CERAD


Also found in: Acronyms.

CERAD

The Consortium to Establish a Registry for Alzheimer's Disease.
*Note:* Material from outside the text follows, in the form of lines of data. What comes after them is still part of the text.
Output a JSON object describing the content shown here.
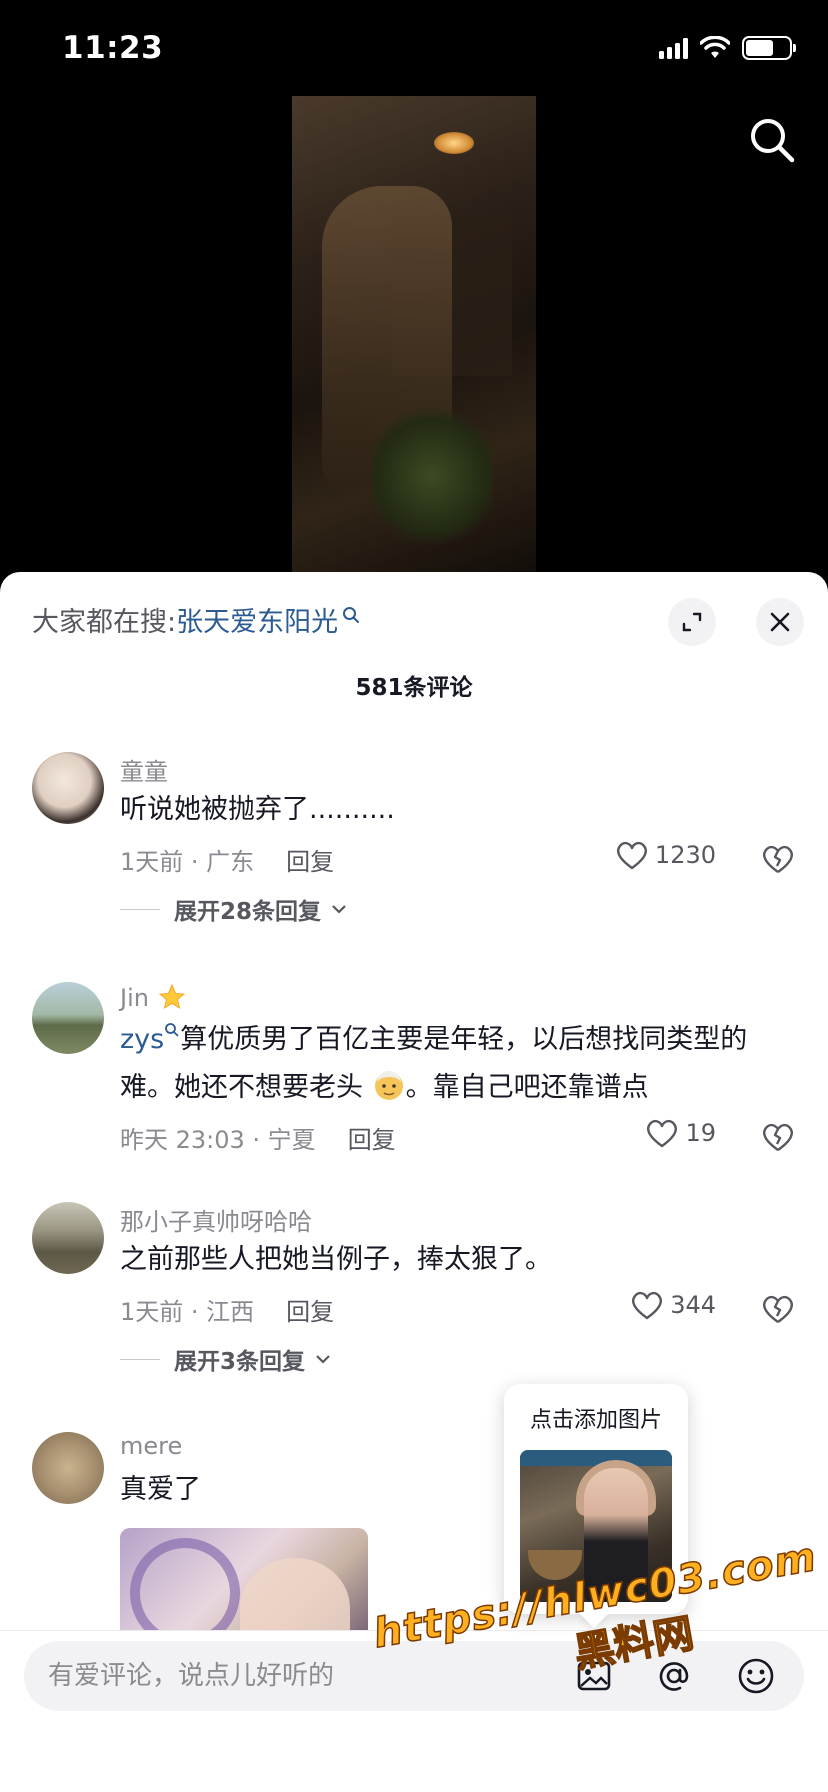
{
  "status_bar": {
    "time": "11:23"
  },
  "header": {
    "hot_search_label": "大家都在搜:",
    "hot_search_keyword": "张天爱东阳光",
    "comment_count_label": "581条评论"
  },
  "comments": [
    {
      "user": "童童",
      "text": "听说她被抛弃了..........",
      "time_location": "1天前 · 广东",
      "reply_label": "回复",
      "likes": "1230",
      "expand_label": "展开28条回复"
    },
    {
      "user": "Jin",
      "mention": "zys",
      "text_part1": "算优质男了百亿主要是年轻，以后想找同类型的难。她还不想要老头",
      "text_part2": "。靠自己吧还靠谱点",
      "time_location": "昨天 23:03 · 宁夏",
      "reply_label": "回复",
      "likes": "19"
    },
    {
      "user": "那小子真帅呀哈哈",
      "text": "之前那些人把她当例子，捧太狠了。",
      "time_location": "1天前 · 江西",
      "reply_label": "回复",
      "likes": "344",
      "expand_label": "展开3条回复"
    },
    {
      "user": "mere",
      "text": "真爱了"
    }
  ],
  "popover": {
    "title": "点击添加图片"
  },
  "input": {
    "placeholder": "有爱评论，说点儿好听的"
  },
  "watermark": {
    "url": "https://hlwc03.com",
    "site": "黑料网"
  },
  "colors": {
    "accent_link": "#2c5b93",
    "text_primary": "#161823",
    "text_secondary": "#8a8b91"
  }
}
A neurological testing instrument used to assess patients with Alzheimer’s disease.

Components
Verbal fluency test; Boston Naming Test; MMSE; 10-item word recall; constructional praxis; delayed recall of praxis items.

Time required
20–30 minutes.

Pros
Convenient and effective at assessing and tracking cognitive decline.
References in periodicals archive ?
Which of the following statements is true of the CERAD criteria?
CERAD criteria for AD Plaque Frequency Age None Sparse Moderate Frequent <50 0 C C C 50-75 0 B C C >75 0 A B C No evidence of AD: 0 Possible AD: A plus dementia or B/C and no dementia Probable AD: B plus dementia Definite AD: C plus dementia Example: A 60-year-old man with a clinical history of dementia has moderate numbers (approximately 6-100X field) of senile plaques at autopsy.
Participants' performances on the CERAD neuropsychological battery are presented in Table 2.
Table 2 Participants' Raw and (z) Scores on CERAD Neuropsychological Tests MMSE Fluency BNT Participants with AD AD23 10 (-8.
CERAD plan to upgrade four laboratories and, in that connection, replace fixtures in them.
The main outcome of interest was clinical impairment, defined as impaired cognition indicated by failing scores on the CERAD or the TICS-M.
They demonstrated more impairment of language on the Category Fluency Test and the Mini-Boston Naming Test, performed worse on three-dimensional construction tasks, and their CERAD (Consortium to Establish a Registry for Alzheimer's Disease) scores also showed greater memory impairment.
For the ROS and Rush MAP studies, the CERAD criteria were modified to be implemented without adjustment for age or knowledge of the clinical diagnosis.
Among the ROS and Rush MAP patients diagnosed with probable AD, 93% (95 patients) were confirmed by pathologic examination using the CERAD criteria, as were 93% (273) of the clinic patients with clinically probable AD.
Progression of Alzheimer's disease in black and white patients: the CERAD experience, part XVI.
In those with no stroke, AD pathology could be relatively severe (up to a CERAD score of 2) and still have a relatively low risk of dementia.